  13. Akrokid says:

    I have witnessed years and years of abusive behaviour. When I eventually confronted it I was effectively isolated. The abuse is subtle and insidious. Usually the abuser is a high scorer on the Narcissistic Personally Disorder (NPD) scale but may not be fully In possession of a NPD. The root of the problem is a kind of passive selfishness (often not passive too). As long as they get their way – there’s peace. I have, and will never, conform to their carnal schemes. I will remain in love though – they really hate that.

  14. Jill says:
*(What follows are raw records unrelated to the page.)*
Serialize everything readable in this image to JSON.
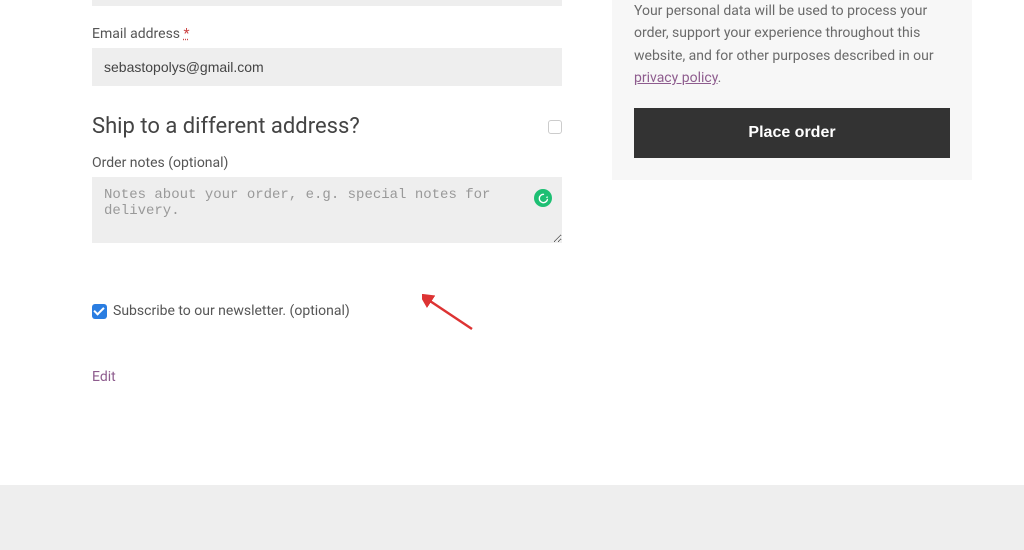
{
  "billing": {
    "email_label": "Email address ",
    "email_required_mark": "*",
    "email_value": "sebastopolys@gmail.com"
  },
  "shipping": {
    "heading": "Ship to a different address?",
    "notes_label": "Order notes (optional)",
    "notes_placeholder": "Notes about your order, e.g. special notes for delivery."
  },
  "newsletter": {
    "label": "Subscribe to our newsletter. (optional)"
  },
  "edit_link": "Edit",
  "sidebar": {
    "privacy_text_before": "Your personal data will be used to process your order, support your experience throughout this website, and for other purposes described in our ",
    "privacy_link_text": "privacy policy",
    "privacy_text_after": ".",
    "place_order_label": "Place order"
  }
}
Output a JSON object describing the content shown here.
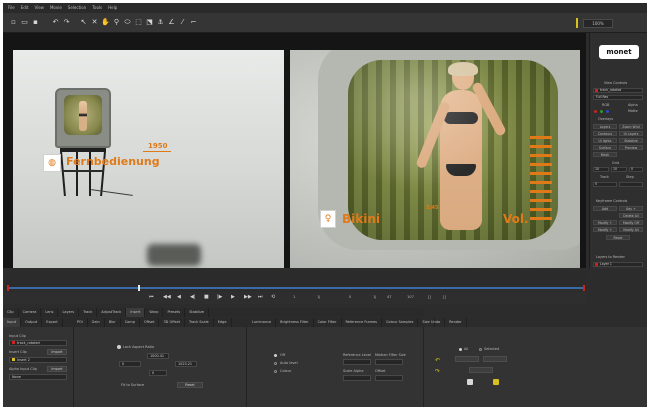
{
  "menu": [
    "File",
    "Edit",
    "View",
    "Movie",
    "Selection",
    "Tools",
    "Help"
  ],
  "toolbar": {
    "zoom": "100%"
  },
  "colors": {
    "orange": "#e07a18",
    "selection_red": "#cc2222",
    "accent_yellow": "#d8c020"
  },
  "viewer_left": {
    "year": "1950",
    "caption": "Fernbedienung",
    "icon": "wifi-remote-icon"
  },
  "viewer_right": {
    "caption_left": "Bikini",
    "caption_right": "Vol.",
    "small_number": "5:45",
    "icon": "bikini-figure-icon"
  },
  "right_panel": {
    "logo": "monet",
    "view_controls": "View Controls",
    "layer_name": "track_rotated",
    "full_res": "Full Res",
    "row1": [
      "RGB",
      "Alpha"
    ],
    "row2": [
      "Matte"
    ],
    "overlays": "Overlays",
    "rows": [
      [
        "Layers",
        "Zoom Wnd"
      ],
      [
        "Contours",
        "Ui Layers"
      ],
      [
        "Ui lights",
        "Stabilize"
      ],
      [
        "Surface",
        "Preview"
      ],
      [
        "Mesh",
        ""
      ]
    ],
    "grid": "Grid",
    "nums": [
      "10",
      "10",
      "0"
    ],
    "track": "Track",
    "step": "Step",
    "step_val": "5",
    "keyframe_controls": "Keyframe Controls",
    "kf": [
      [
        "Add",
        "Key +"
      ],
      [
        "",
        "Delete All"
      ],
      [
        "Modify +",
        "Modify Off"
      ],
      [
        "Modify +",
        "Modify All"
      ]
    ],
    "reset": "Reset",
    "layers_to_render": "Layers to Render",
    "layer_item": "Layer 1"
  },
  "transport": {
    "buttons": [
      "⏮",
      "◀◀",
      "◀",
      "◀|",
      "■",
      "|▶",
      "▶",
      "▶▶",
      "⏭",
      "⟲"
    ],
    "fields": [
      "1",
      "1|",
      "0",
      "1|",
      "47",
      "107"
    ],
    "brackets": [
      "[]",
      "[]"
    ]
  },
  "tabs_top": [
    "Clip",
    "Camera",
    "Lens",
    "Layers",
    "Track",
    "AdjustTrack",
    "Insert",
    "Warp",
    "Presets",
    "Stabilize"
  ],
  "tabs_mid": [
    "Input",
    "Output",
    "Export"
  ],
  "tabs_mid2": [
    "POI",
    "Gain",
    "Blur",
    "Comp",
    "Offset",
    "3D Offset",
    "Track Scale",
    "Edge"
  ],
  "tabs_right": [
    "Luminance",
    "Brightness Filter",
    "Color Filter",
    "Reference Frames",
    "Colour Samples",
    "Size"
  ],
  "tabs_undo": [
    "Undo",
    "Render"
  ],
  "props": {
    "input_clip": "Input Clip",
    "input_clip_value": "track_rotated",
    "insert_clip": "Insert Clip",
    "insert_btn": "Import",
    "insert_value": "Insert 2",
    "alpha_input": "Alpha Input Clip",
    "alpha_value": "None",
    "lock_ratio": "Lock Aspect Ratio",
    "w_value": "1000.41",
    "w_value2": "1023.21",
    "v1": "0",
    "v2": "0",
    "fit": "Fit to Surface",
    "reset": "Reset",
    "off": "Off",
    "auto_level": "Auto level",
    "colour": "Colour",
    "ref_level": "Reference Level",
    "median": "Median Filter Size",
    "scale_alpha": "Scale Alpha",
    "offset": "Offset",
    "all": "All",
    "selected": "Selected"
  }
}
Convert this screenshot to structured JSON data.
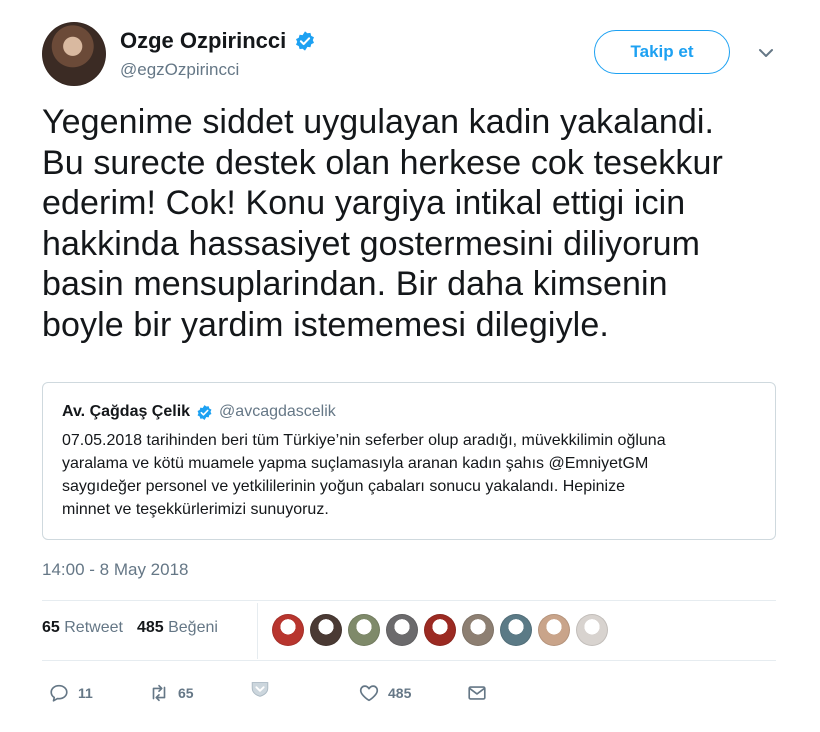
{
  "author": {
    "display_name": "Ozge Ozpirincci",
    "handle": "@egzOzpirincci",
    "verified": true
  },
  "follow_button_label": "Takip et",
  "tweet_lines": [
    "Yegenime siddet uygulayan kadin yakalandi.",
    "Bu surecte destek olan herkese cok tesekkur",
    "ederim! Cok! Konu yargiya intikal ettigi icin",
    "hakkinda hassasiyet gostermesini diliyorum",
    "basin mensuplarindan. Bir daha kimsenin",
    "boyle bir yardim istememesi dilegiyle."
  ],
  "quoted_tweet": {
    "display_name": "Av. Çağdaş Çelik",
    "handle": "@avcagdascelik",
    "verified": true,
    "lines": [
      "07.05.2018 tarihinden beri tüm Türkiye’nin seferber olup aradığı, müvekkilimin oğluna",
      "yaralama ve kötü muamele yapma suçlamasıyla aranan kadın şahıs @EmniyetGM",
      "saygıdeğer personel ve yetkililerinin yoğun çabaları sonucu yakalandı. Hepinize",
      "minnet ve teşekkürlerimizi sunuyoruz."
    ]
  },
  "timestamp": "14:00 - 8 May 2018",
  "stats": {
    "retweets_count": "65",
    "retweets_label": "Retweet",
    "likes_count": "485",
    "likes_label": "Beğeni"
  },
  "liker_avatar_colors": [
    "#b8352e",
    "#4a3a34",
    "#7f8a6a",
    "#6b6a6c",
    "#9b2a22",
    "#8d7f72",
    "#5b7a86",
    "#c9a48a",
    "#d8d3cf"
  ],
  "actions": {
    "reply_count": "11",
    "retweet_count": "65",
    "like_count": "485"
  },
  "colors": {
    "accent": "#1da1f2",
    "text": "#14171a",
    "muted": "#657786"
  }
}
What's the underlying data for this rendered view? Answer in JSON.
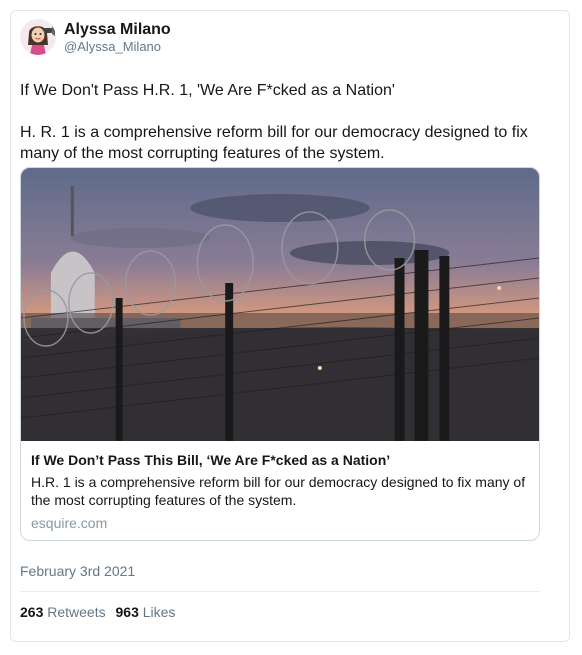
{
  "user": {
    "name": "Alyssa Milano",
    "handle": "@Alyssa_Milano",
    "avatar_icon": "cartoon-avatar-icon"
  },
  "tweet": {
    "line1": "If We Don't Pass H.R. 1, 'We Are F*cked as a Nation'",
    "line2": "H. R. 1 is a comprehensive reform bill for our democracy designed to fix many of the most corrupting features of the system."
  },
  "link_card": {
    "image_icon": "capitol-fence-photo",
    "title": "If We Don’t Pass This Bill, ‘We Are F*cked as a Nation’",
    "description": "H.R. 1 is a comprehensive reform bill for our democracy designed to fix many of the most corrupting features of the system.",
    "domain": "esquire.com"
  },
  "date": "February 3rd 2021",
  "stats": {
    "retweets_count": "263",
    "retweets_label": "Retweets",
    "likes_count": "963",
    "likes_label": "Likes"
  }
}
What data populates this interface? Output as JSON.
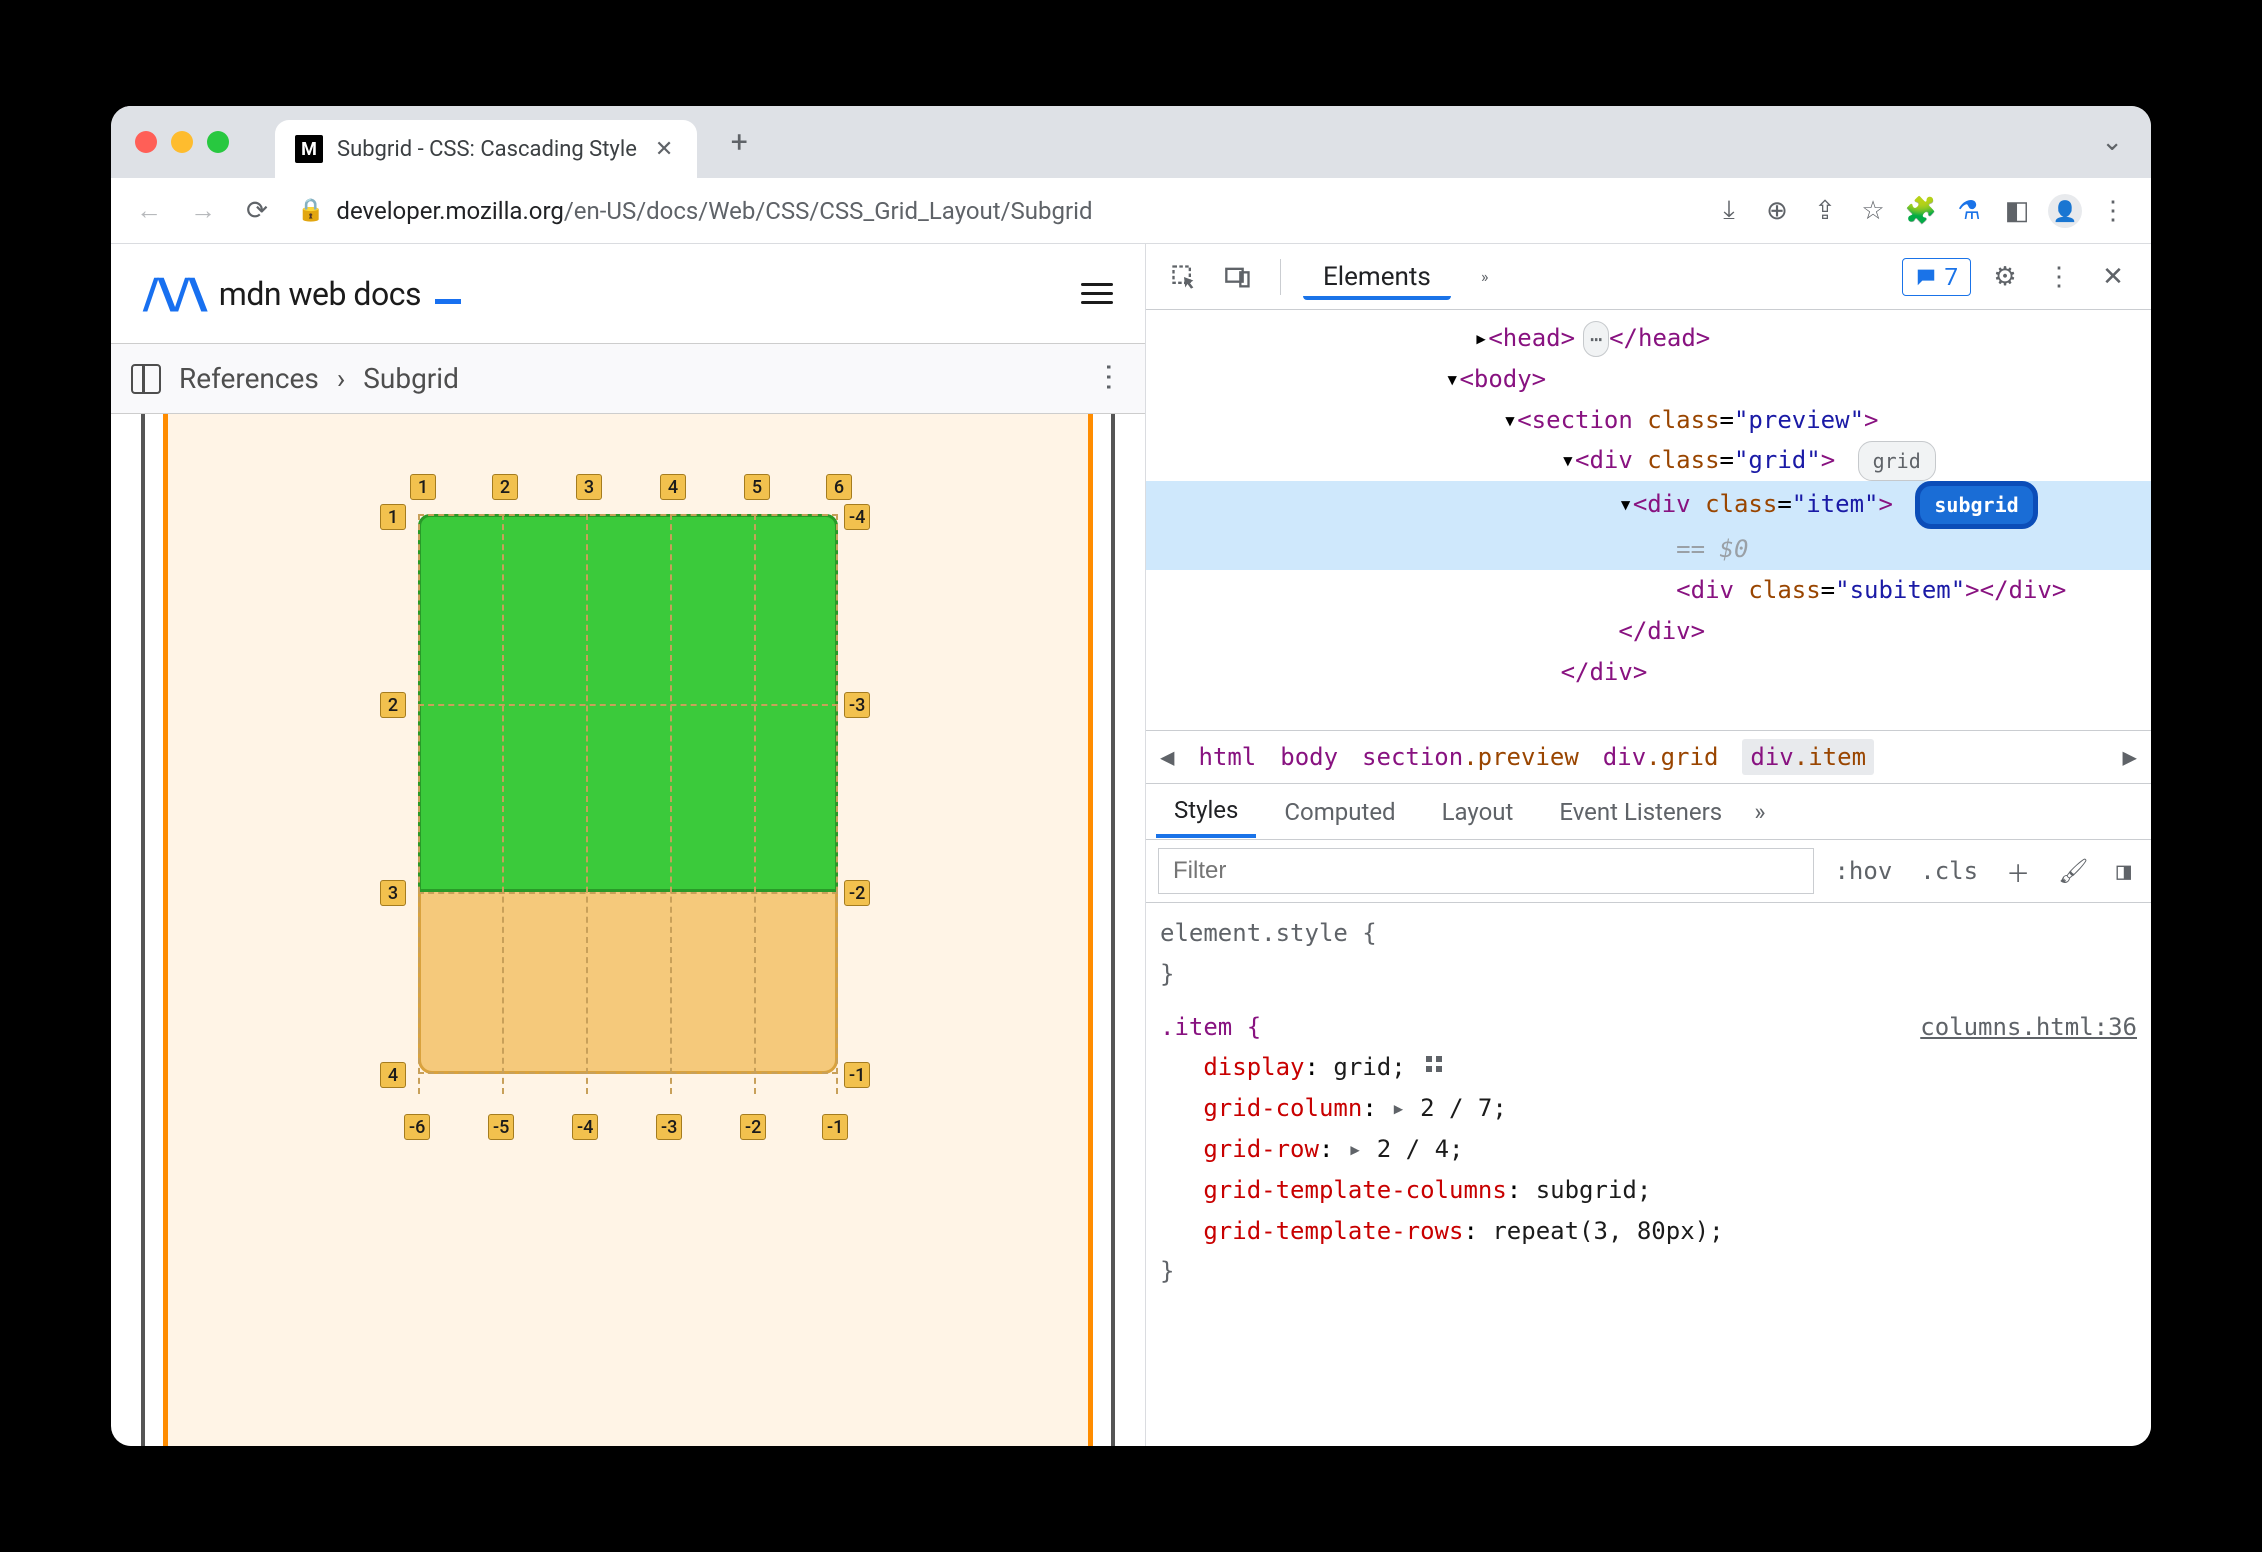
{
  "browser": {
    "tab_title": "Subgrid - CSS: Cascading Style",
    "favicon_letter": "M",
    "url_host": "developer.mozilla.org",
    "url_path": "/en-US/docs/Web/CSS/CSS_Grid_Layout/Subgrid"
  },
  "mdn": {
    "logo_text": "mdn web docs",
    "bc_ref": "References",
    "bc_current": "Subgrid"
  },
  "grid_preview": {
    "top_labels": [
      "1",
      "2",
      "3",
      "4",
      "5",
      "6"
    ],
    "bottom_labels": [
      "-6",
      "-5",
      "-4",
      "-3",
      "-2",
      "-1"
    ],
    "left_labels": [
      "1",
      "2",
      "3",
      "4"
    ],
    "right_labels": [
      "-4",
      "-3",
      "-2",
      "-1"
    ]
  },
  "devtools": {
    "panel": "Elements",
    "issues_count": "7",
    "dom": {
      "l1": "<head>…</head>",
      "l2": "<body>",
      "l3_open": "<section class=\"preview\">",
      "l4_open": "<div class=\"grid\">",
      "grid_pill": "grid",
      "l5_open": "<div class=\"item\">",
      "subgrid_pill": "subgrid",
      "eq0": "== $0",
      "l6": "<div class=\"subitem\"></div>",
      "l7": "</div>",
      "l8": "</div>"
    },
    "breadcrumb": [
      "html",
      "body",
      "section.preview",
      "div.grid",
      "div.item"
    ],
    "styles_tabs": [
      "Styles",
      "Computed",
      "Layout",
      "Event Listeners"
    ],
    "filter_placeholder": "Filter",
    "hov": ":hov",
    "cls": ".cls",
    "element_style": "element.style {",
    "rule_selector": ".item {",
    "rule_source": "columns.html:36",
    "rules": [
      {
        "prop": "display",
        "val": "grid;",
        "grid": true
      },
      {
        "prop": "grid-column",
        "val": "▸ 2 / 7;"
      },
      {
        "prop": "grid-row",
        "val": "▸ 2 / 4;"
      },
      {
        "prop": "grid-template-columns",
        "val": "subgrid;"
      },
      {
        "prop": "grid-template-rows",
        "val": "repeat(3, 80px);"
      }
    ],
    "close_brace": "}"
  }
}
    An excellent post, and one to revisit frequently. Abusive behaviors abound in tightly-woven circles like the described. It’s all couched in service, obedience, inperfection and the like, but people are gaslighted into believing this is all part and parcel of a deeply held faith. ‘How dare anyone be so selfish and question God’s chosen authority on earth?’ is what we’ve heard many times, many ways.

    Because if we were meant to be sycophantic sheep, we all would be baa-ing in unison. The creation of the human animal is more dynamic than mindless follower, and I move in my world as though I’m meant to utilize all of my God-given abilities, like my courage, determination, conscience and compassion.

    Oh yes, and my mind…

  15. Angela Hurst says:

    This is a very good summary of why church people tolerate abuse. When I was subject to the abuses of a spiritual leader, it took me quite a while to label it for what it really was. All the research I did talked about toxic leaders in the business world, but I found very little to address the abuses of pastoral authorities. I am grateful that someone is bringing this problem to light. It is true that people don’t know about or understand abuse, but it is also true that those who suspect it don’t really WANT to know for sure. Ignorance is preferred because knowledge forces a decision. It is easier to turn a blind eye and go along rather than lose community. Scripture is misused to keep everyone quiet and in-line. The most heartbreaking part of it all is that many, many times the abused makes honest efforts for repentance and reconciliation (following the commands of Christ regarding love and unity) only to be met by lies, slander, name calling, and a refusal to reconcile by the leaders who abused them. I am understanding more and more what Jesus was talking about when he called out the religious leaders of His time. I’m just praying for renewal in hearts and for awakening in the Church to truly be what He has called us to be.

  16. Barb McRae says:

    Thank you once again for confirming my experience. I vacillate between anger and sadness about this issue. I refuse to work as a pastor in a church anymore because I’m so sick of how leaders get away with it all. At least I had the comfort of a member from a former congregation who said to me, “We should’ve kept you and gotten rid of him.”

  17. Grace says:

    Such a great post! I highly recommend Dr. George K. Simon’s book: “In Sheep’s Clothing”, which will go a long way to demystify abusive leaders … and disordered characters in general. Helps one step out of their damage by understanding how they operate and do what they do, especially the covert-aggressives. Thanks for such a fabulous article that certainly validates my experience with abusive Leaders!

  18. lesley says:

    Great post. This really sums up why I no longer go to a mainstream church. I no longer have the desire to filter out all of the rubbish. I think you are totally right in saying that most people do not even realise what is really going on, and the ones who do, generally leave – and are subjected to shame for it.

  19. Allen P says:

    The list is great. Better still is to have the church organized so that abuse cannot even start. To do that, it cannot be a one-man show. If a church follows the Biblical pattern of having elders, and those elders exercise their authority as elders, then any abuse will be nipped in the bud. To ignore this Biblical way of organizing a church is to invite abuse. Plural leadership is in the Scriptures from Genesis to Revelation. The only exception is the fulfillment of a task, like Moses (getting the people from point A to point B), or Paul (planting new churches). As soon as that task is accomplished, elders are supposed to take over.